Movie editing

The term film modification can be used in general for any form of modification of a film to suit the distributor or the audience’s politics or age.


Early cases of this practice go back to the Nazis , who regularly stole prints of American movies from European countries during their Blitzkrieg raids. They would then be cheaper reanimate the movie (see Hochzeit im Korallenmeer ), or they would change the names in the credits (as with Max and David Fleischer’s cartoons).

As theatrical movies. These TV version of theatrical movies had scenes or sections of movies cut out, often in half-hour slots (often 4 half-hour slots). This film may also be used for television or film or television. On the other hand, there would also be a few running times (3 to 4 hours).

At the end of the 1990s, with some violent, indecent or foul language parts, to appeal to the family audience. By 2003, Hollywood reacted against these unauthorized modifications, as it is considered to be a destruction of the filmmakers work, and a violation of the controls an author has over his or her works. Famous directors and producers, such as Steven Spielberg , have published this practice in magazines. quote needed ]

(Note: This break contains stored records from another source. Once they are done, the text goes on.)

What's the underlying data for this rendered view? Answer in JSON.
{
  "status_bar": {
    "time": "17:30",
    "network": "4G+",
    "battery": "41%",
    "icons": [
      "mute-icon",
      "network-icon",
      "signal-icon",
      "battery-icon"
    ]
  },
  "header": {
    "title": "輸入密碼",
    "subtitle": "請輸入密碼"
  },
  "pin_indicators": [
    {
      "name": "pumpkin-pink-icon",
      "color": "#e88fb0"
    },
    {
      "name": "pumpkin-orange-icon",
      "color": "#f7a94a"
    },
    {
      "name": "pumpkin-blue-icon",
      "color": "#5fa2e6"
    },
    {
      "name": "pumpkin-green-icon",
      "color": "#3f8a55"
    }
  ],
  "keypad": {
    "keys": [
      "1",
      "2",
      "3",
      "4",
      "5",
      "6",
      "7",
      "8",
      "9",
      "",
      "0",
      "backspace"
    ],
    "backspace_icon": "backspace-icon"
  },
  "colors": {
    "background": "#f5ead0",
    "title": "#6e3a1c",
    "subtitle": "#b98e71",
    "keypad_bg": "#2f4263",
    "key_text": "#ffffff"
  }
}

Less controversial than external bodies editing movies Were the rise of director’s cut editions of movies, qui Flourished with the advent of DVD . These restore (and sometimes also shorten or miss, as in the case of Alien ) scenes or movies of movies that have been shortened for any reason even the reactions of test audiences).

Opening Disclaimers

In any case, theatrical films that would have been aired on television in the 1970s and most of the 1980s would simply have “Edited For Television” disclaimer superimposed right after the opening credits, or, in a few cases, superimposed over the movie title card itself, just below the title. However, today, when a film or television is aired on network or syndicated television or is re-issued on video in a different form of its original version, variations of the following disclaimers appear:

  • ” This movie has been modified from the original version of ict. It has-been formatted to fit this screen. “
  • Depending on the time, the disclaimer will add: ” … to run in the time allotted and for content.” , or, ” … and to run in the weather allotted” , or, ” … and edited for content” .
  • Disney films prepared for television by Disney-ABC Domestic Television and other select TV stations will have: ” This film has been edited for television “, or ” This film has been modified from its original version. did this screen. “
  • Many DVD releases That Contain versions of movies different from the theatrical releases, Such As Universal Studios Home Video ‘s Legend director’s cut DVD will have: ” This movie has been modified from icts original release to include additional material not in the original release. “
  • In the instance of Black-and-White movies that have been colorized, there is often a disclaimer such as the following: “This is a Colorized version of a film originally marketed and distributed to the public in Black and White. with the participation of the Principal Director, Screenwriter, and other creators of the original film. “